===== Data for this exercise

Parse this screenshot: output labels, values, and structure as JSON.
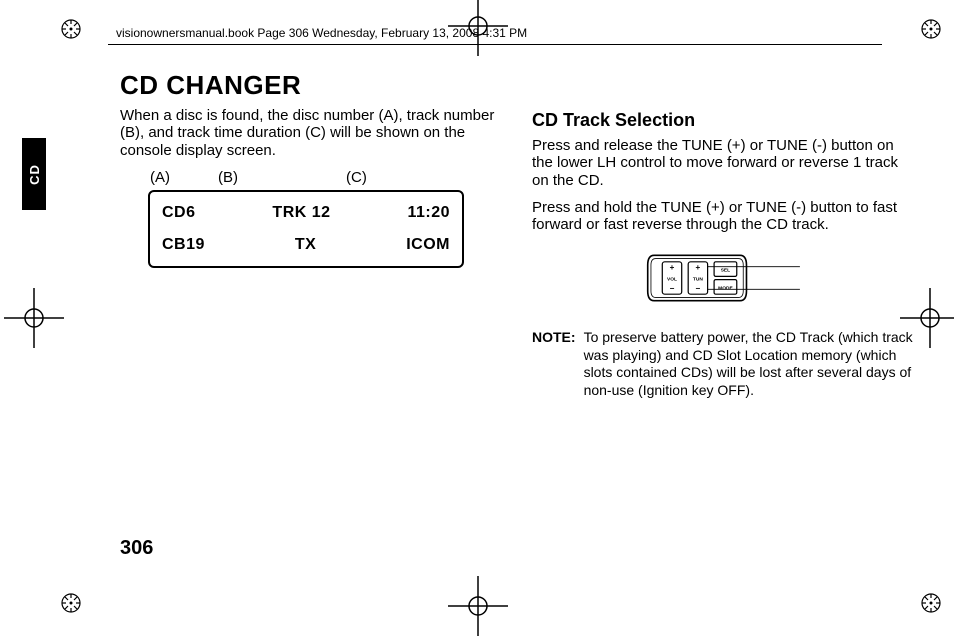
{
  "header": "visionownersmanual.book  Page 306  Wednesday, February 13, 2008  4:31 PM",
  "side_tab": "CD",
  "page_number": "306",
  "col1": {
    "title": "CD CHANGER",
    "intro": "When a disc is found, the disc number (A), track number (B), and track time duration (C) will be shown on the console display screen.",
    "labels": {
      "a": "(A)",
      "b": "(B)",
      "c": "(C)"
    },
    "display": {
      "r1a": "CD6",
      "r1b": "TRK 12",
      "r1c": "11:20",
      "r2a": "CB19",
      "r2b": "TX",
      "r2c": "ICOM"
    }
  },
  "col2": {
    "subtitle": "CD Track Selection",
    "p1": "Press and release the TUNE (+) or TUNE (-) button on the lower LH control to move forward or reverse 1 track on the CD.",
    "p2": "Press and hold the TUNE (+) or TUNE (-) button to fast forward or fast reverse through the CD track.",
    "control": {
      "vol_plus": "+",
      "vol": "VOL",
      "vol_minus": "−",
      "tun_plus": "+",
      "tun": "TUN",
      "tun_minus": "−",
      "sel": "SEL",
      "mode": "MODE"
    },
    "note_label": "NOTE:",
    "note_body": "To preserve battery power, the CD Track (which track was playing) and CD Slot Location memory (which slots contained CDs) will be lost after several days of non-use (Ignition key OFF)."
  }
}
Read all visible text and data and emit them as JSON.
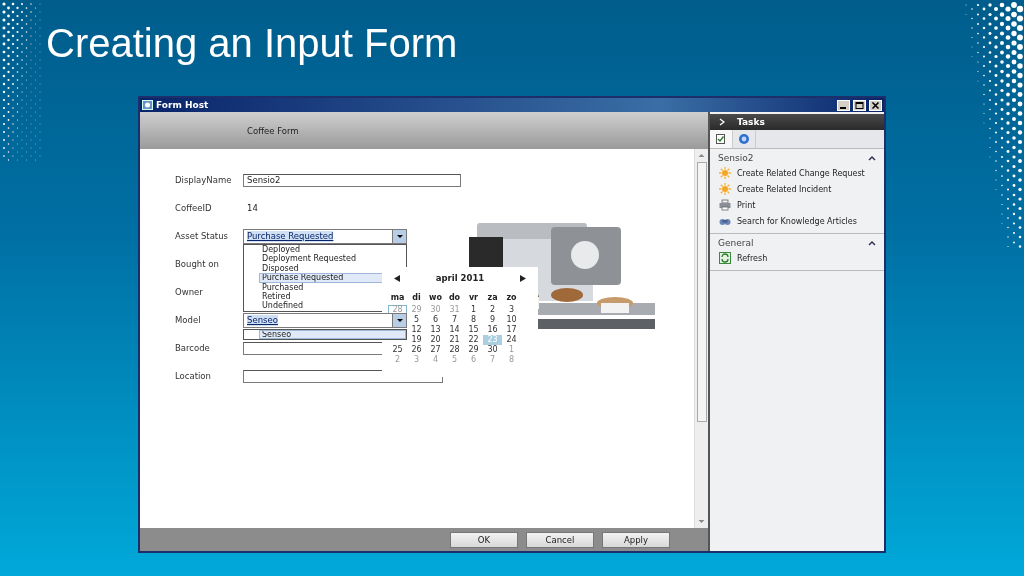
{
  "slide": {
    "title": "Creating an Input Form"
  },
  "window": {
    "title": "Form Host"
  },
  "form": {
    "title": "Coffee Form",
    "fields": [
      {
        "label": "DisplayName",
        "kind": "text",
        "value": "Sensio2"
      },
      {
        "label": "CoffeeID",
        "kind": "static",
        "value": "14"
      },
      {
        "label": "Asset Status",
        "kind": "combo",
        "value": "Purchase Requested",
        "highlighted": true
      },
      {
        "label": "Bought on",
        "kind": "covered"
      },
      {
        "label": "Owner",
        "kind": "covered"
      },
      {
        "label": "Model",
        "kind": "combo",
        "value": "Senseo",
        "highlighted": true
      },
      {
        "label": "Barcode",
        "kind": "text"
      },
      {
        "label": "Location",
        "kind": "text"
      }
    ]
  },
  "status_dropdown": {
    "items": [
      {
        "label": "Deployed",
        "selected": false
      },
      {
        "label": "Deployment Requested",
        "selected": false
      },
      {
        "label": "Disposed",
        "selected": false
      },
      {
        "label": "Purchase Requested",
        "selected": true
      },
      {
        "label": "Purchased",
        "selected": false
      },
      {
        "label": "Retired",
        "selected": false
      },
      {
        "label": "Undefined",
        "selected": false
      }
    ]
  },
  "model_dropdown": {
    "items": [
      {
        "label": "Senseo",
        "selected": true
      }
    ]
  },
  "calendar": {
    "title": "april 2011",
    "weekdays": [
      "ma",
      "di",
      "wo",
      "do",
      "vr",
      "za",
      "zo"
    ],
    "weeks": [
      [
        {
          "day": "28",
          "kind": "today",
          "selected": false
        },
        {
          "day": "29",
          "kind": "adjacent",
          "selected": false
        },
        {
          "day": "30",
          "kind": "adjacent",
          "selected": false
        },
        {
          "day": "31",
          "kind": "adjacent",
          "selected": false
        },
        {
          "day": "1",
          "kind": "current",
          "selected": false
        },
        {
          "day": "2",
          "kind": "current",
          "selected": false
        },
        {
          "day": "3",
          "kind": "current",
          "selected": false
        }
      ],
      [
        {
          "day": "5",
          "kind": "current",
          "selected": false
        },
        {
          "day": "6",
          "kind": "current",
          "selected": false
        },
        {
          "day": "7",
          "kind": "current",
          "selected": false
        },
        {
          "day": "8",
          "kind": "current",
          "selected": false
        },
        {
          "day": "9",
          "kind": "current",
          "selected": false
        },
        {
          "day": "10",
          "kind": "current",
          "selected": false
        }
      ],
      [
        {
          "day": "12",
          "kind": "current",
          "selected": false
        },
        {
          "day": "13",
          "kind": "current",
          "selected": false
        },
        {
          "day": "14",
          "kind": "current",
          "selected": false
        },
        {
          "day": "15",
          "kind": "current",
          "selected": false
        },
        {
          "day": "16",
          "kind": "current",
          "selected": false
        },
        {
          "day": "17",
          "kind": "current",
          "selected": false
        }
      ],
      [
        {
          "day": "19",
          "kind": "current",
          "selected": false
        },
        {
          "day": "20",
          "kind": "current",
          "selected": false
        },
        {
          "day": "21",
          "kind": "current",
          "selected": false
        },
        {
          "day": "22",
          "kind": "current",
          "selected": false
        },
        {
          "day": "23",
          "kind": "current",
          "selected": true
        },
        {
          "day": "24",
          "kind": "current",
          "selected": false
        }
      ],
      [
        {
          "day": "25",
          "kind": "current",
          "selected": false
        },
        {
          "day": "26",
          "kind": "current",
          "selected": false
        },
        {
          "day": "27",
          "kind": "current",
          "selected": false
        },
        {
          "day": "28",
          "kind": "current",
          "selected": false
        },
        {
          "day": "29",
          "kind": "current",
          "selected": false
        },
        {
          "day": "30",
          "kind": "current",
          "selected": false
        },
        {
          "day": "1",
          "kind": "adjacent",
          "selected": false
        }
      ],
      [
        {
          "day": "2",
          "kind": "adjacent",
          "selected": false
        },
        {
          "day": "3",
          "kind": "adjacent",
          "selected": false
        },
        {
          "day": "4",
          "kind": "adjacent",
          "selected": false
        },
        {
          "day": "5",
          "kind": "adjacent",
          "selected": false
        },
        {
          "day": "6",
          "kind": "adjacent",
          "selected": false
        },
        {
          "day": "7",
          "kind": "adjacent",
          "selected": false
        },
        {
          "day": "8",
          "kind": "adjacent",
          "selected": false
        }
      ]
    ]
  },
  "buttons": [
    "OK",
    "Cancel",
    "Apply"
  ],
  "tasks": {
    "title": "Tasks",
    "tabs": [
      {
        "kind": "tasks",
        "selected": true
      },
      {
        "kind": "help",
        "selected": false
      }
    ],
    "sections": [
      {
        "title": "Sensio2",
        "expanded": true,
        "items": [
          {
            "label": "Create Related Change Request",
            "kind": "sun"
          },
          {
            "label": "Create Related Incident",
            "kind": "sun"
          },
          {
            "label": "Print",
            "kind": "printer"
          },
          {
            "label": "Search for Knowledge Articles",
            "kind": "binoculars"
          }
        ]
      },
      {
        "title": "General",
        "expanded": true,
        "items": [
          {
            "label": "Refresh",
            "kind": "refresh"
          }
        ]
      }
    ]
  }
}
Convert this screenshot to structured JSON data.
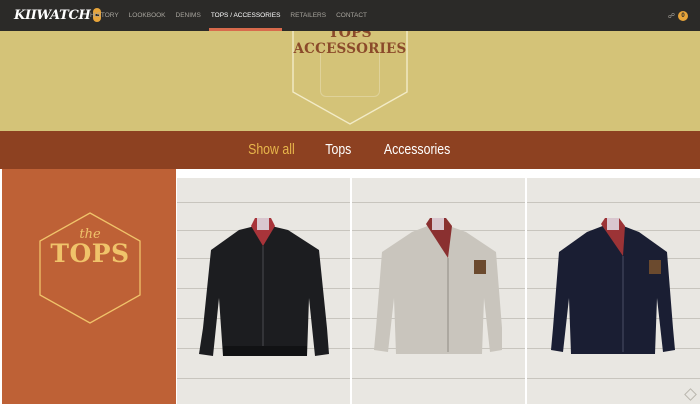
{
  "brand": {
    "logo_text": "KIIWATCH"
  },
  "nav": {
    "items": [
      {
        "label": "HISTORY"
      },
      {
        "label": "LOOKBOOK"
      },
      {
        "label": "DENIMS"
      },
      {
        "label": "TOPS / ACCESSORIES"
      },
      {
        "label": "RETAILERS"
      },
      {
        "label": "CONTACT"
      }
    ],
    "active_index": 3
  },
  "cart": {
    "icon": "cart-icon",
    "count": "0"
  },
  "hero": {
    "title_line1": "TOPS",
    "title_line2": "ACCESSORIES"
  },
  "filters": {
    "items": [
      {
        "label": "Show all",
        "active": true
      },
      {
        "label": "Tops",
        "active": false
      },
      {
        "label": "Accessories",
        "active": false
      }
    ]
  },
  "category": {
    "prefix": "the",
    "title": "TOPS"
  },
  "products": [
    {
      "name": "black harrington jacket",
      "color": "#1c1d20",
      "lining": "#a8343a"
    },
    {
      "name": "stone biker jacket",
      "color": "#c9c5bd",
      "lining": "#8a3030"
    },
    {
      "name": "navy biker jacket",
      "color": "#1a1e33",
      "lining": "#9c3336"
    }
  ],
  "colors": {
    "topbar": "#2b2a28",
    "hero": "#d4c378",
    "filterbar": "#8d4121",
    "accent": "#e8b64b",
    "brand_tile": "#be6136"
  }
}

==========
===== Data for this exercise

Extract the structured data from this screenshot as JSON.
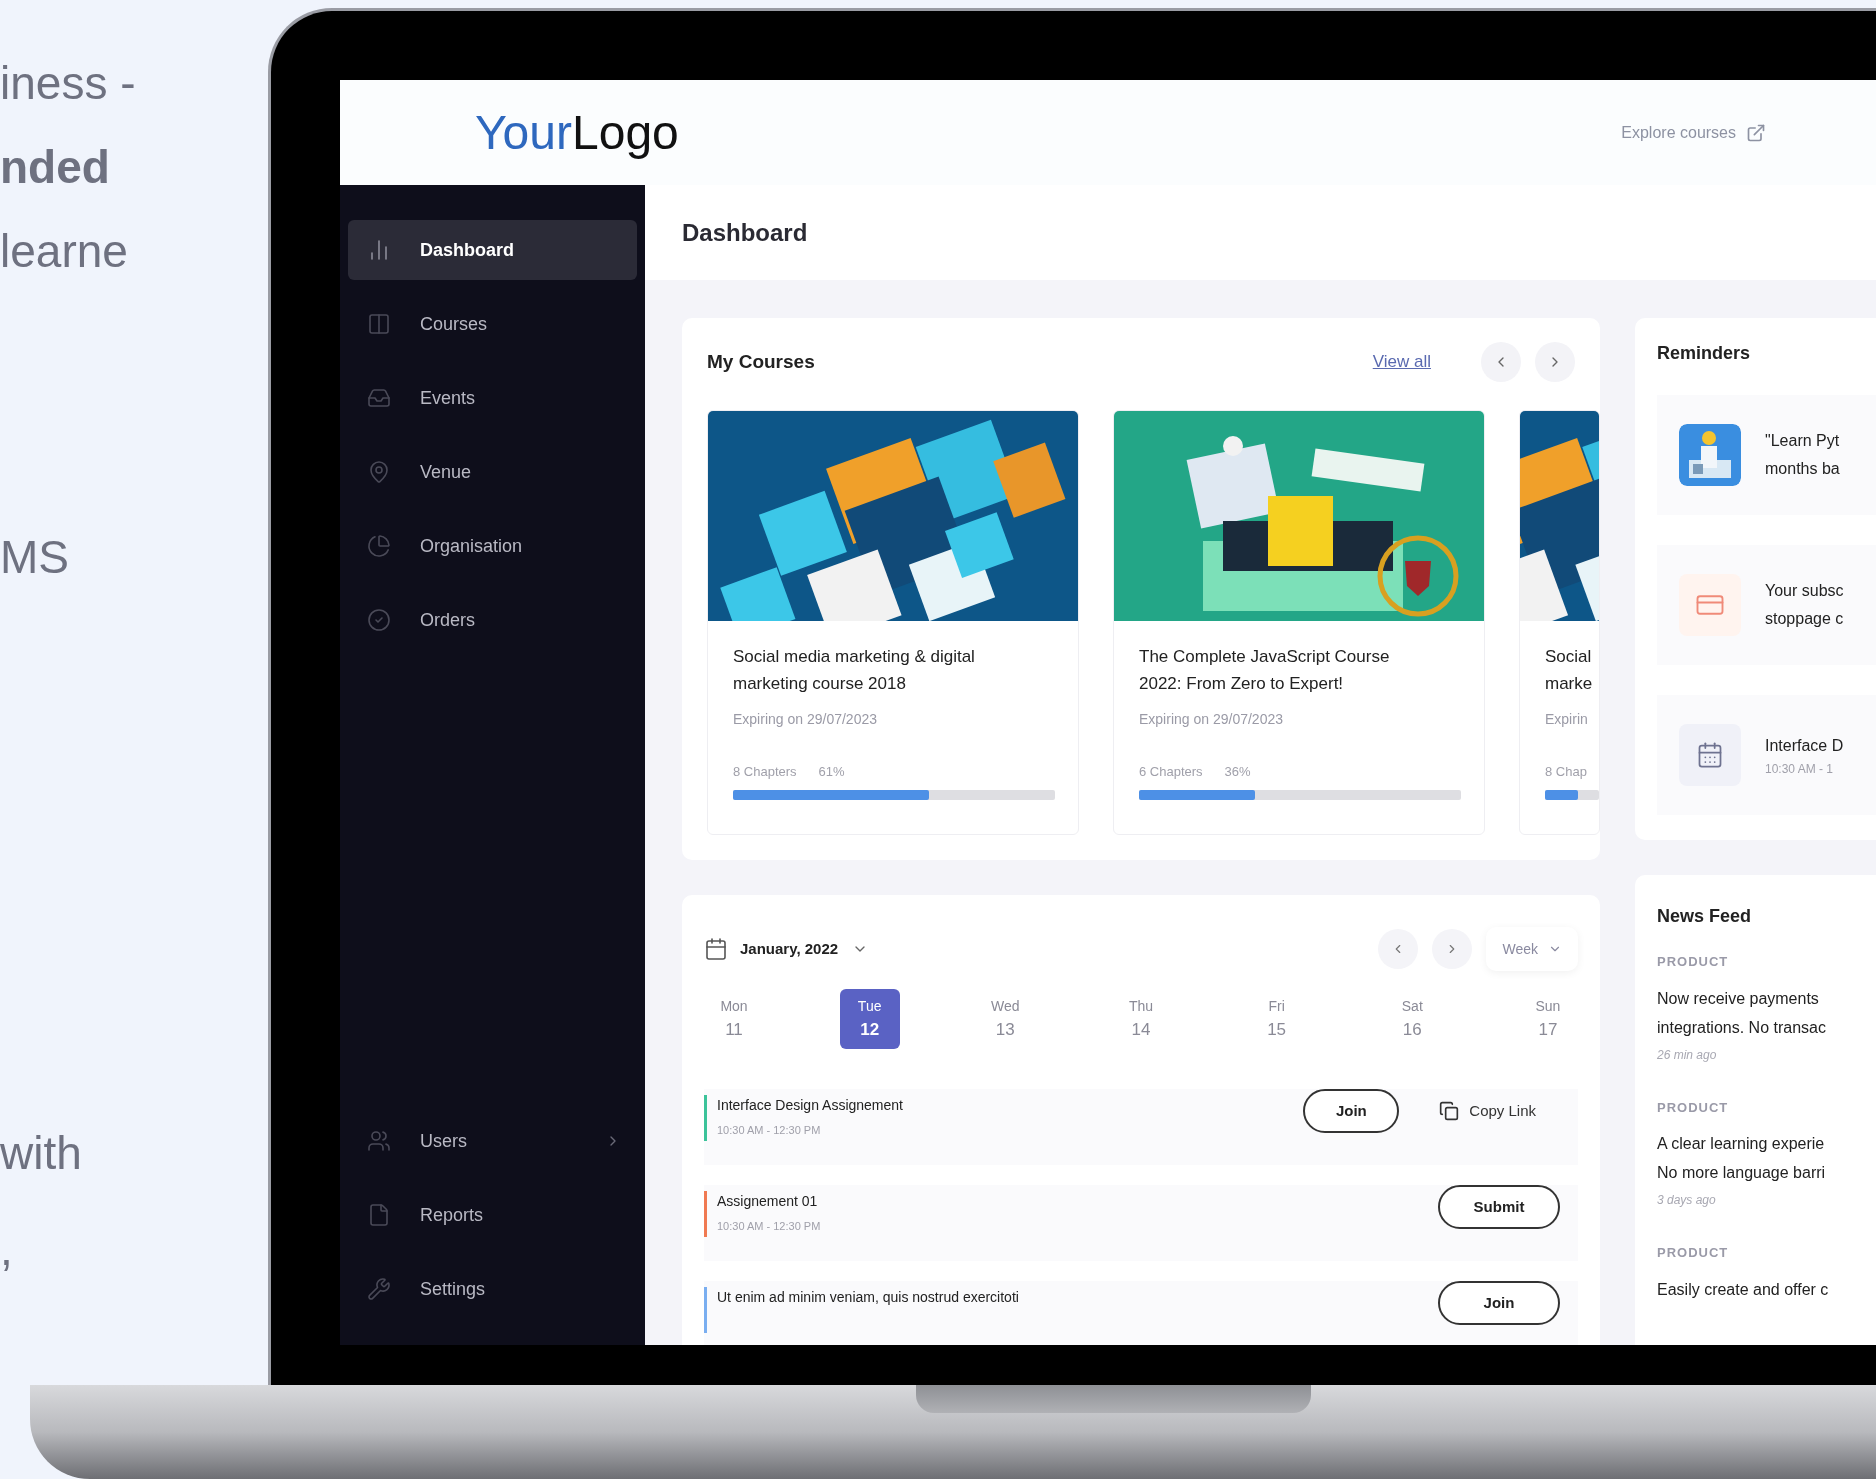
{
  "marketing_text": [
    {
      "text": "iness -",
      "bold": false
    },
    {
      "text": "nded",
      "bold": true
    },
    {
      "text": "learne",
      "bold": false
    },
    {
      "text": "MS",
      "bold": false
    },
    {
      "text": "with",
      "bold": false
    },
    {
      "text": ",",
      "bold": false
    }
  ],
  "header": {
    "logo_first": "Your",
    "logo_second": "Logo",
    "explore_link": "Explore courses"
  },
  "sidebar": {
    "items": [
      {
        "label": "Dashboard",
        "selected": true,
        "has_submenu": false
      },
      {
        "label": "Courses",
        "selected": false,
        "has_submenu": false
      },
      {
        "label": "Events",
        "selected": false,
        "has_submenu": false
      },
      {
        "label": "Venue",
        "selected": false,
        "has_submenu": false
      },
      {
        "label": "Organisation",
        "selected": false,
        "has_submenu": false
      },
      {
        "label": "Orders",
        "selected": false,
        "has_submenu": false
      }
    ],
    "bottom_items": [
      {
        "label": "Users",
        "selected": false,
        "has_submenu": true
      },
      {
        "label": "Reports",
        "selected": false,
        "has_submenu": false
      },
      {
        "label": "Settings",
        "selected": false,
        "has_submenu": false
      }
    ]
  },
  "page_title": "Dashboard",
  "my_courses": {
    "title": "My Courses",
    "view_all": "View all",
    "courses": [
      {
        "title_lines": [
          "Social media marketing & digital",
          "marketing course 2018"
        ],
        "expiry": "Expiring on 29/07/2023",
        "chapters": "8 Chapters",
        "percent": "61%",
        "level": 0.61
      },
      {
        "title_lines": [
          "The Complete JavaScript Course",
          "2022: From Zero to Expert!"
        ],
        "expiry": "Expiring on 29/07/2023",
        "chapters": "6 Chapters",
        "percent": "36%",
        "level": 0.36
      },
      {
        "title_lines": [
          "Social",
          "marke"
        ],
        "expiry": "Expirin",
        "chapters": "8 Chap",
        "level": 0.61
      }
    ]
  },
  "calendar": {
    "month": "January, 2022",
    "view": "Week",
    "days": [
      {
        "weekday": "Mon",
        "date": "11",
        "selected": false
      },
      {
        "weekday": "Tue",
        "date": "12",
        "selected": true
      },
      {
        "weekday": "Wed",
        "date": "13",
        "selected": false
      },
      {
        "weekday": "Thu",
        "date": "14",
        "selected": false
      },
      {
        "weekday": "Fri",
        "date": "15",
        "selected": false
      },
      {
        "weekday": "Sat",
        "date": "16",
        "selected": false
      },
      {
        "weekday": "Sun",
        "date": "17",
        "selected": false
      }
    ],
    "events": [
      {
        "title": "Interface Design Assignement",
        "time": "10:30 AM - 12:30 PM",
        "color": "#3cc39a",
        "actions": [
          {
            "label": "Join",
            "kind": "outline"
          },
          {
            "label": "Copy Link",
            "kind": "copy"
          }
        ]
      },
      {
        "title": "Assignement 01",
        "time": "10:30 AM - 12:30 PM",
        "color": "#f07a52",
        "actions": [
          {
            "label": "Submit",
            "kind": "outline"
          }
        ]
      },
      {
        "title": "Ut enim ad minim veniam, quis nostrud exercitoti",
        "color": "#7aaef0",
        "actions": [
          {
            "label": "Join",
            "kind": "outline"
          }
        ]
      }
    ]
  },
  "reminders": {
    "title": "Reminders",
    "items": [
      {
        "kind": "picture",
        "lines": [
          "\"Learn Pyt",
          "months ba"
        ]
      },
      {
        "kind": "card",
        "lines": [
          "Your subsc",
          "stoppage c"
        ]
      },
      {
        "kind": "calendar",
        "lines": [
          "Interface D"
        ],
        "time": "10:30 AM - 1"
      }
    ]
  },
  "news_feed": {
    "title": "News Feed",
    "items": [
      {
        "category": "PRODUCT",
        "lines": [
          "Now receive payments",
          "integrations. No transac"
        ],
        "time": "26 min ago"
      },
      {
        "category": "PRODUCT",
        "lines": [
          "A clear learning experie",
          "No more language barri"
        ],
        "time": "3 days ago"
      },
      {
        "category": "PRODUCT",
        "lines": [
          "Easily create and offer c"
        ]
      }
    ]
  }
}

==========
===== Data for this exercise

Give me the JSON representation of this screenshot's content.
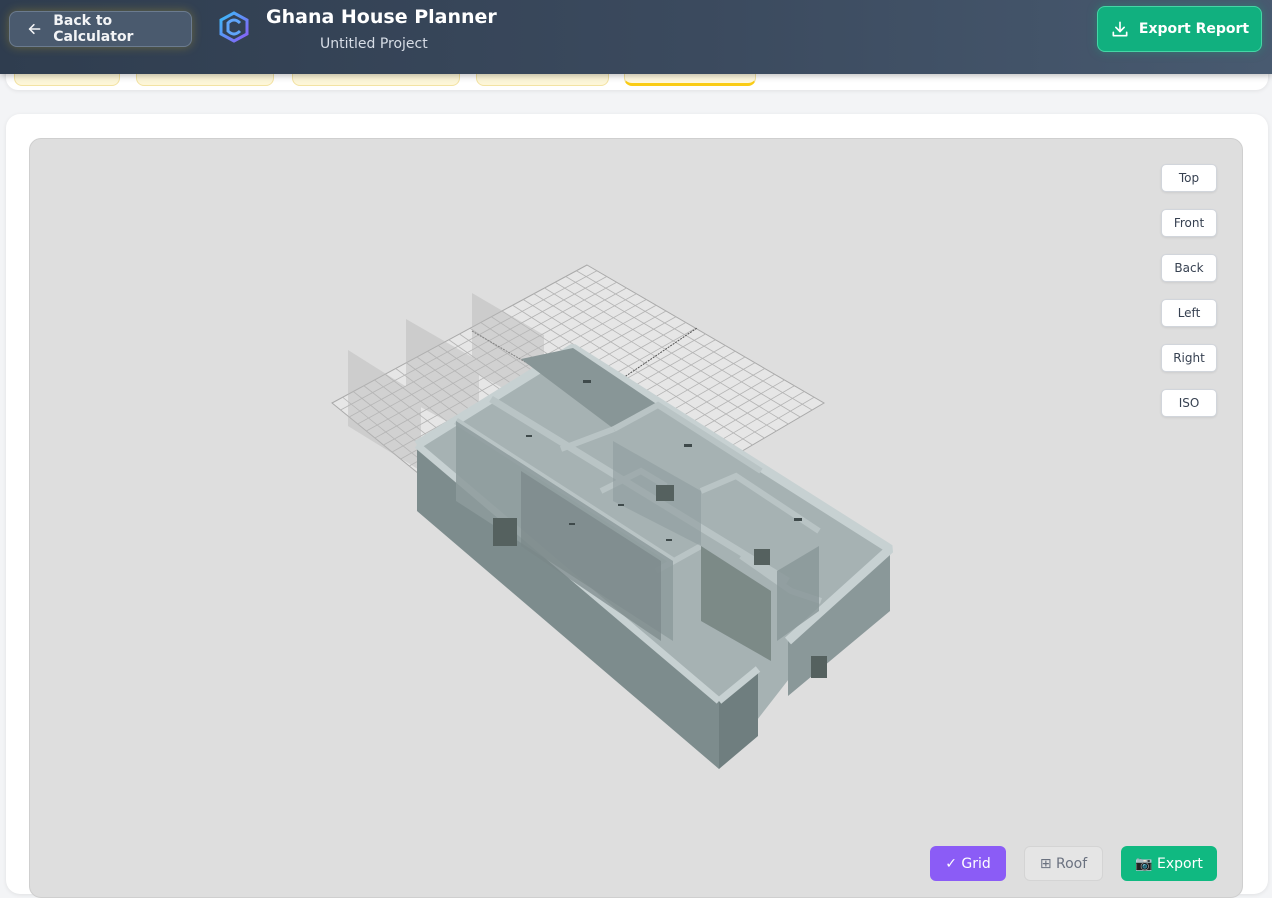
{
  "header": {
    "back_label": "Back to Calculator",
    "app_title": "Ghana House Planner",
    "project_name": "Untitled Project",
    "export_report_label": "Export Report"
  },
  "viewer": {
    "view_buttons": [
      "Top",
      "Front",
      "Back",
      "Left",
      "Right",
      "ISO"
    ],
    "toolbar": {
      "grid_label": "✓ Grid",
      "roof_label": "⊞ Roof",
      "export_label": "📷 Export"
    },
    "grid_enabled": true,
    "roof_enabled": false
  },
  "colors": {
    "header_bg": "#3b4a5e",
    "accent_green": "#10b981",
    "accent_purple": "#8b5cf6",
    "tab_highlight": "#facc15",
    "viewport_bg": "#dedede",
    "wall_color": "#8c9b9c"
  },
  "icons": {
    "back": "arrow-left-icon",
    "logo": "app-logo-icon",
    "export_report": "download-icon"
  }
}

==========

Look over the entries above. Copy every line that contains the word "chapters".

        "chapters": "8 Chapters",
        "chapters": "6 Chapters",
        "chapters": "8 Chap",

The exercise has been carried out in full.